Back in 1960, film star and dancer extraordinaire Gene Kelly, who was one of the first choreographers to bring the ‘American style’ to Europe, was invited to create an original work for the Paris Opera Ballet
Dancing the lead role of Aphrodite was French ballet master, Claude Bessy, who had worked with Kelly in Hollywood and encouraged him across the Atlantic. His jazzy, joyful Pas de Dieux was highly acclaimed at the time as ‘a breath of fresh air’ and this autumn, Scottish Ballet plans a return to stage and screen with Kelly’s ballet, giving it a new twist for its UK premiere.
In collaboration with Kelly’s widow Patricia Ward Kelly, Scottish Ballet’s CEO/Artistic Director Christopher Hampson and designer Lez Brotherston have lovingly revived the original ballet, renaming it Starstruck.
Patricia Ward Kelly said, “It took over two decades for me to find the right home for Gene’s ballet, but I am certain now that it is in the right place and in the right hands… Gene would be very proud.”
Set within the glamour of Paris in 1960, Starstruck recreates a world where jazz meets ballet, gods masquerade as mortals, and the stars align.
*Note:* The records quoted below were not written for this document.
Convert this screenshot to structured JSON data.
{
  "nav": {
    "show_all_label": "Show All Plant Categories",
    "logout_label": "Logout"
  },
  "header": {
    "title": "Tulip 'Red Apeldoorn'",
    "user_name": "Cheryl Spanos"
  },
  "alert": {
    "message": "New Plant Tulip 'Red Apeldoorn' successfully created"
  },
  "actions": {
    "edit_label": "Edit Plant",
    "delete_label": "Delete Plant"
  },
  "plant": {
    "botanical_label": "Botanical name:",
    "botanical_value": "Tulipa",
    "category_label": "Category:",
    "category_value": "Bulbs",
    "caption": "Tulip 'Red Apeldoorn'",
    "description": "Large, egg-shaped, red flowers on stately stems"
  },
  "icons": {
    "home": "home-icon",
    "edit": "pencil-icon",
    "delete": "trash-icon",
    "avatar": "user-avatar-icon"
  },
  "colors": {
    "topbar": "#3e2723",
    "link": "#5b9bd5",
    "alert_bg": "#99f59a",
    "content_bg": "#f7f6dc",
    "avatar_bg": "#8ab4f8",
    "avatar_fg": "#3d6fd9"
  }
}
The piece is accompanied by Gershwin’s Concerto in F, with extracts from Chopin.
Starstruck should mark Scottish Ballet’s long-awaited return to the stage, with an autumn tour of Scotland planned, subject to venues being able to reopen to significant capacity. The production is also being created as a new feature-length film, with tickets available to the public later this year.
The news of this new film comes hot on the heels of Scottish Ballet winning the prestigious ‘Best Dance Film’ at the National Dance Awards for its first feature film The Secret Theatre at Sunday’s awards. The Secret Theatre was released in December 2020 and watched by 55,000 people over three days.
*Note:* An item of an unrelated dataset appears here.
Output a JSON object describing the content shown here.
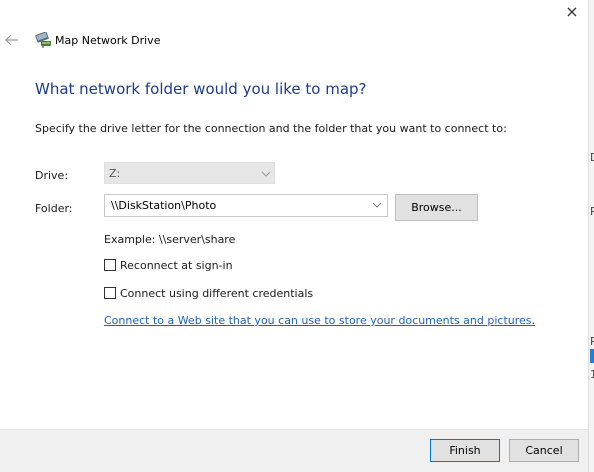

Alongside the announcement of Starstruck, Scottish Ballet has launched a ‘Fit for the Gods’ Costume Appeal, asking the public to help bring the ballet to life. Donations will support the creation of nearly 100 stunning new costumes, reimagined by Tony and Olivier award-winning Designer Lez Brotherston. The glorious sixties Parisian designs will add lustre to Kelly’s energetic choreography, and the mischievous adventures of Aphrodite and Eros. After a year and a half without box office income, this public support is vital to help the company return to touring.
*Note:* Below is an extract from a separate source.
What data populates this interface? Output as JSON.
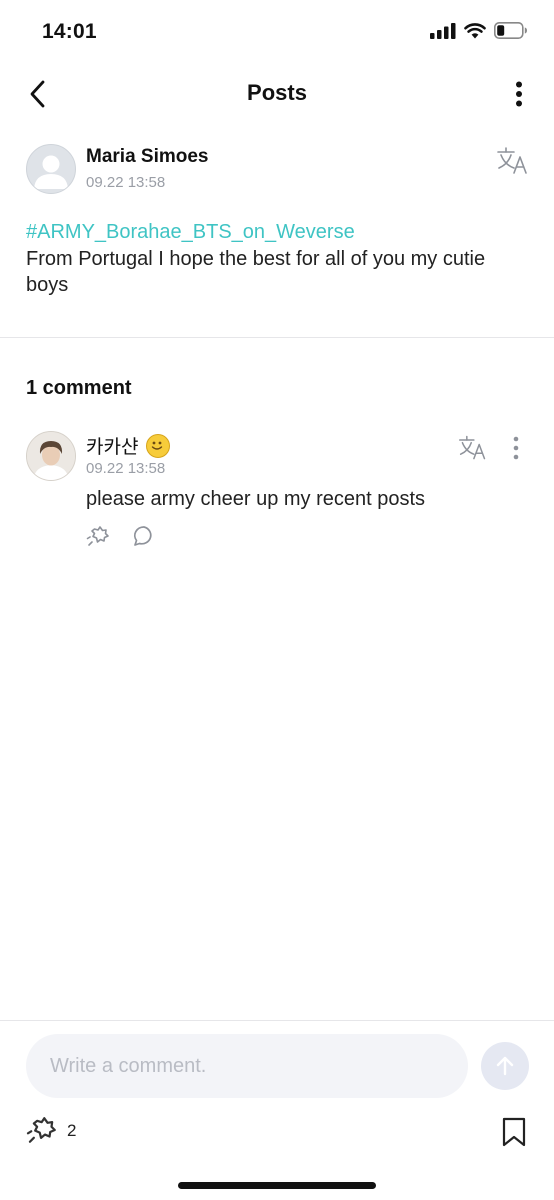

Lez Brotherston, designer of Starstruck, said, “It’s a simple story that we aim to tell in a sophisticated way. I hope it will be a great event to get people back into the theatre and remind them of the fun of being there.”